Guiding in 2010, it was all I could do to hide away a small friendly beast in my alcove for a few weeks, fearing she would be discovered and sent packing. Only a few well paid Sherpas kept her under wraps when I left Camp for the heights.
In some ways our Base Camp Circe 1985 was not unlike Camp 4 in Yosemite Valley, a climbers camp for climbers only. Climbers set out for the heights pre-dawn and returning for big meals and comraderie in the evenings.
We traded rock shoes and haul bags for crampons and ice axes, yet the intimate circle felt the same. Late in April the highly talented and coordinated Norwegian team summitted, followed a few days later by Bass and Breashears. The pressure was on to get up or go home.
Two weeks later Peter Athans, Jay Smith, Andy Politz and I all crawled back up to a god-forsaken tilted and icy ledge at over 8,000 meters on the West Ridge Direct and made two attempts at the summit from our Camp 5.
The clouds were all below us, our oxygen tanks fizzled uselessly and our MiG Russian fighter jet masks froze in rubber blobs to our faces. We climbed up onto the heights, through the Yellow Band, into the Gray Band but the summit remained elusive and hours above us.
Then it was down and down, endless ropes down the steep ridge, across Tibet and back into Nepal, and a final rappel to drop us back into Base Camp.
We had transitioned from Yosemite Camp 4 to Everest Base Camp, in a rare year when the cast of climbers was remarkably similar, as at home in hammocks on an El Cap wall and as in a tent at 8,000 meters.
I’d climbed with the master of stone Jim Bridwell, David Breashears had reappeared from our Eldorado rock climbing days, and Ed Webster would join me a three years later on our new route on the Kangshung Face – taking me effectively from El Cap to Everest.
But never again would Base Camp be just a team or two, but pushed onto different routes by Nepali limitations.
Soon Nationalistic goals and new routes would be superseded by personal goals and individual successes.
By 2010, I’d return from guiding a group to the summit and realized the real reason I needed a carbon fiber ice axe was not because it worked, but because it was light – as I never once took it off my pack.
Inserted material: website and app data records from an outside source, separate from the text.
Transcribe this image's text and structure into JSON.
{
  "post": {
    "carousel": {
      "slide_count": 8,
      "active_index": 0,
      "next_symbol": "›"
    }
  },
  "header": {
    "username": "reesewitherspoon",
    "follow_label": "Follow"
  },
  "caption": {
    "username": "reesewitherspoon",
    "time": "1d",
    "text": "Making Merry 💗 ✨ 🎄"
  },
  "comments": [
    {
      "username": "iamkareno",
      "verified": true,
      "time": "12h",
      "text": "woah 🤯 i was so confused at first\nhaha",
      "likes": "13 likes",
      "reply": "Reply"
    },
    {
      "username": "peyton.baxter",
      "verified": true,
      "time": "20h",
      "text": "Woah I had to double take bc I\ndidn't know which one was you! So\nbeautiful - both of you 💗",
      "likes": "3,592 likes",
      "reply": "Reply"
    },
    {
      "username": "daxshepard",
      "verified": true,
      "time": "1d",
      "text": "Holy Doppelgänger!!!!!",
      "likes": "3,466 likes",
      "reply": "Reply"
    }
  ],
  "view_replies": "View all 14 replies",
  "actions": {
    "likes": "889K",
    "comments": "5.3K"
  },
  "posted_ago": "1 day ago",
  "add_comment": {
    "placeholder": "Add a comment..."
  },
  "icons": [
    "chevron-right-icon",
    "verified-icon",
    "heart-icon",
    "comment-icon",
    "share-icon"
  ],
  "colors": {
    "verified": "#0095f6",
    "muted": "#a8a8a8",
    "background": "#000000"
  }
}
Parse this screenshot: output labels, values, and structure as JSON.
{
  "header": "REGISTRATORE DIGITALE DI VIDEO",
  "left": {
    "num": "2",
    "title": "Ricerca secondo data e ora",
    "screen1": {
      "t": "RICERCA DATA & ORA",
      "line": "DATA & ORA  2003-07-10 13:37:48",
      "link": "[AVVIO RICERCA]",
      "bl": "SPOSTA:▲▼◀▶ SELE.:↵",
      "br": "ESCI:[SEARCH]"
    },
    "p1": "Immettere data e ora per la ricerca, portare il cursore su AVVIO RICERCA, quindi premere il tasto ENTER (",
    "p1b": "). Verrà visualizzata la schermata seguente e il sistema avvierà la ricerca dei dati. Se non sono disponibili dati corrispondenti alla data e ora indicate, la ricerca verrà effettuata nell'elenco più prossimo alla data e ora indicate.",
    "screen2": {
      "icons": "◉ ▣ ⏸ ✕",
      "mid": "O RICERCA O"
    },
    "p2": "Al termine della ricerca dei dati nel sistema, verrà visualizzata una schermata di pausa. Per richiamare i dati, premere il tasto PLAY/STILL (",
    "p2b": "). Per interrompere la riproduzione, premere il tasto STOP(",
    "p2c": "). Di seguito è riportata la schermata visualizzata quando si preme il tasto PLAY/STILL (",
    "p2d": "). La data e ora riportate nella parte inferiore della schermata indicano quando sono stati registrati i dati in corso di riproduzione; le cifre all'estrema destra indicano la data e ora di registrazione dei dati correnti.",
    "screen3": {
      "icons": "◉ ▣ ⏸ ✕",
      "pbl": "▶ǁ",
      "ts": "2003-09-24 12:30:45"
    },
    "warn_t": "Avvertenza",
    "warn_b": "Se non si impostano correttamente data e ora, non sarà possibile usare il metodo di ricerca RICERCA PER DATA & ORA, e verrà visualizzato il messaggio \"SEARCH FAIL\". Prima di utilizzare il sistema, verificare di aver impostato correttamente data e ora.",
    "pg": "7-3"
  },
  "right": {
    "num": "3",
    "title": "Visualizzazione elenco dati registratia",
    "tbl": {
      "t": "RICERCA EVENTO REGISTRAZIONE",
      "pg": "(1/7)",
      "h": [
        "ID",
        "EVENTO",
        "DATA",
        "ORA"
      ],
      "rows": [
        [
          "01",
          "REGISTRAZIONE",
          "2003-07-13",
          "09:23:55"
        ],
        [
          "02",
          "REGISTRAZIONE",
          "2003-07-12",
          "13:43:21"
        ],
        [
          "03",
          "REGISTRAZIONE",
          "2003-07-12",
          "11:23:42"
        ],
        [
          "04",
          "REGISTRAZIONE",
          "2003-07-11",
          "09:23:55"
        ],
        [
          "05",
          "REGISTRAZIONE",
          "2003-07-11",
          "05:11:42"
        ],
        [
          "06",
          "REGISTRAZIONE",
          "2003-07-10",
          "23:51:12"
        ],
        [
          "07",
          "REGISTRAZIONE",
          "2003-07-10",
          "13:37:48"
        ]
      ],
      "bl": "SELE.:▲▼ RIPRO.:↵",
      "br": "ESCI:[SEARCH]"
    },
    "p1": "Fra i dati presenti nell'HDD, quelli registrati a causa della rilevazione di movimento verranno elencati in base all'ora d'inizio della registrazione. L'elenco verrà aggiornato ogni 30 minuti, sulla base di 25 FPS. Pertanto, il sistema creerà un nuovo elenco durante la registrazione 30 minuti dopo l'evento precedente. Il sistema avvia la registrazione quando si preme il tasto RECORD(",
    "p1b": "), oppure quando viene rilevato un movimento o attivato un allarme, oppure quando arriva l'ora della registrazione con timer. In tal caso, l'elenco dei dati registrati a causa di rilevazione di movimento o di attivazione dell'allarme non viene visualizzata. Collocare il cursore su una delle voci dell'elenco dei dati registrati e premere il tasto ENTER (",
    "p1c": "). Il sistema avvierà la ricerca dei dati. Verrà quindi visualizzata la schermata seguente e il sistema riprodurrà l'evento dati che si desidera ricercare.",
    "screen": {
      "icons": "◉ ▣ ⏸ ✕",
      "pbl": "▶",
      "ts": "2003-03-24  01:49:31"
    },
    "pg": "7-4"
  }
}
Ed Webster, putting his big wall training to play at over 6,000 meters inside of Everest Kangshung Face.
A few of the best books on Everest, let’s call it the top 5 with a few bonus options.